Not too shabby. Does this mean that the ASER will be that low? Probably not - they're still short 40% or so of the monthly debt service.

Wednesday, November 3, 2010

Delinquencies Improve in CMBS

Trepp notes that delinquencies improved 47 bps last month mostly due to the resolution of the ESH loan, which had been delinquent since '09.

Lodging improved 441 bps (ESH-reltaed), but all other sectors worsened:
  • MF worsened 20bps
  • Industrial - 21 bps
  • Office - 6bps
  • Retail - 4bps

Trepp also notes the rally ran out of steam late in October, which is very true. Lofty levels were being hit as late as the third week, but Monday of the last week found a back up in bids. Today started off mixed with the NAIC loss forecasts being adjusted downward.

WBCMT 2007-C33 - The Renaissance ($84mm)

CRENews reports (sorry no link) that Moinian is trying to restructure the terms on this $84mm loan. This was reported initially back in August, but there must be some increased velocity around the negotiations - any big NYC loan mod is going to be watched carefully for indications how others may be handled.

This is not a pure rent-control flip story, although they do receive the j21 tax abatement according to the servicer's notes. Average rents have gone from $2,645 per unit at issuance to ~$2,507 (I'm estimating), although occupancy has increased from 97% to 100%. Also, there is both a condominium and office component (the building was 100% office pre-1999) to the property on the first 13 floors. The property is located in the Financial District

The loan has a debt service reserve that has to be rebalanced on a yearly basis for a forward looking 1.10x DSCR. It also is currently secured by a hard-upfront lockbox. It was appraised on 5/13/2010 at $61.6mm (27% loss to senior, 47% decline from origination appraisal).

How the Elections Affect Retail Real Estate

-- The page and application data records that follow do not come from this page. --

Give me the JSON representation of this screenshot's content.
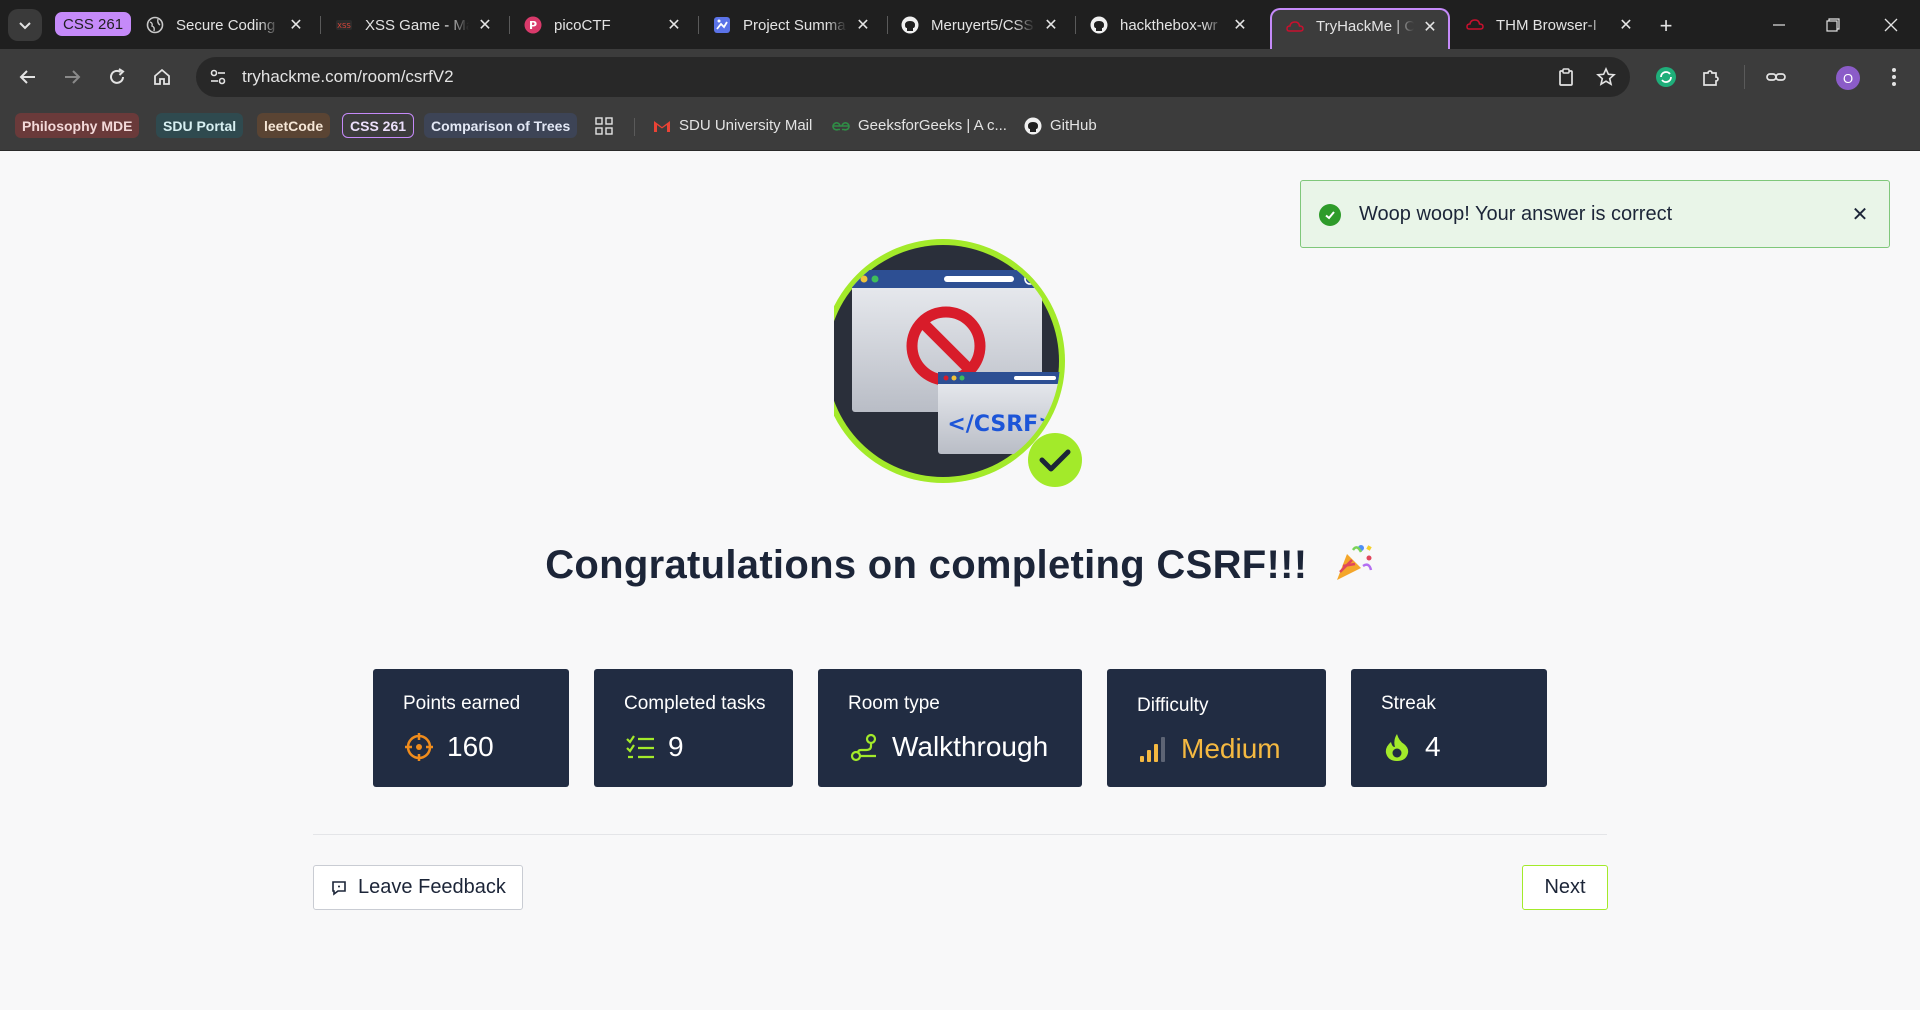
{
  "browser": {
    "tab_group_label": "CSS 261",
    "tabs": [
      {
        "title": "Secure Coding",
        "icon": "globe-icon"
      },
      {
        "title": "XSS Game - Ma",
        "icon": "xss-game-icon"
      },
      {
        "title": "picoCTF",
        "icon": "picoctf-icon"
      },
      {
        "title": "Project Summa",
        "icon": "project-icon"
      },
      {
        "title": "Meruyert5/CSS",
        "icon": "github-icon"
      },
      {
        "title": "hackthebox-wr",
        "icon": "github-icon"
      },
      {
        "title": "TryHackMe | CS",
        "icon": "tryhackme-icon"
      },
      {
        "title": "THM Browser-I",
        "icon": "tryhackme-icon"
      }
    ],
    "url": "tryhackme.com/room/csrfV2",
    "profile_initial": "O",
    "bookmarks": {
      "chips": [
        "Philosophy MDE",
        "SDU Portal",
        "leetCode",
        "CSS 261",
        "Comparison of Trees"
      ],
      "links": [
        "SDU University Mail",
        "GeeksforGeeks | A c...",
        "GitHub"
      ]
    }
  },
  "toast": {
    "message": "Woop woop! Your answer is correct"
  },
  "badge": {
    "code_label": "</CSRF>"
  },
  "page": {
    "title": "Congratulations on completing CSRF!!!",
    "stats": [
      {
        "label": "Points earned",
        "value": "160",
        "icon": "target-icon"
      },
      {
        "label": "Completed tasks",
        "value": "9",
        "icon": "checklist-icon"
      },
      {
        "label": "Room type",
        "value": "Walkthrough",
        "icon": "route-icon"
      },
      {
        "label": "Difficulty",
        "value": "Medium",
        "icon": "signal-bars-icon"
      },
      {
        "label": "Streak",
        "value": "4",
        "icon": "flame-icon"
      }
    ],
    "feedback_label": "Leave Feedback",
    "next_label": "Next"
  },
  "colors": {
    "accent_green": "#a3ea2a",
    "card_bg": "#212c42",
    "difficulty_medium": "#f5b941",
    "points_icon": "#f08c1c"
  }
}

David Bodamer ponders over the impacts of the elections on our world:
  • Carried Interest tax hike less likely
  • Gridlock in terms of legislative changes.
  • Somewhat counter the prior point, less uncertainty with a Republican in terms of tax increases and pro-business measures
  • Slot machines coming to Arundel Mills (BACM 2007-4 and BACM 2007-5)
In the near term, say 2-4 years, I foresee gridlock, uncertainty, and a lot of negative stuff. How can you make a business decision in this climate without being able to measure the political risk, which is arguably the most predominant risk in MBS markets.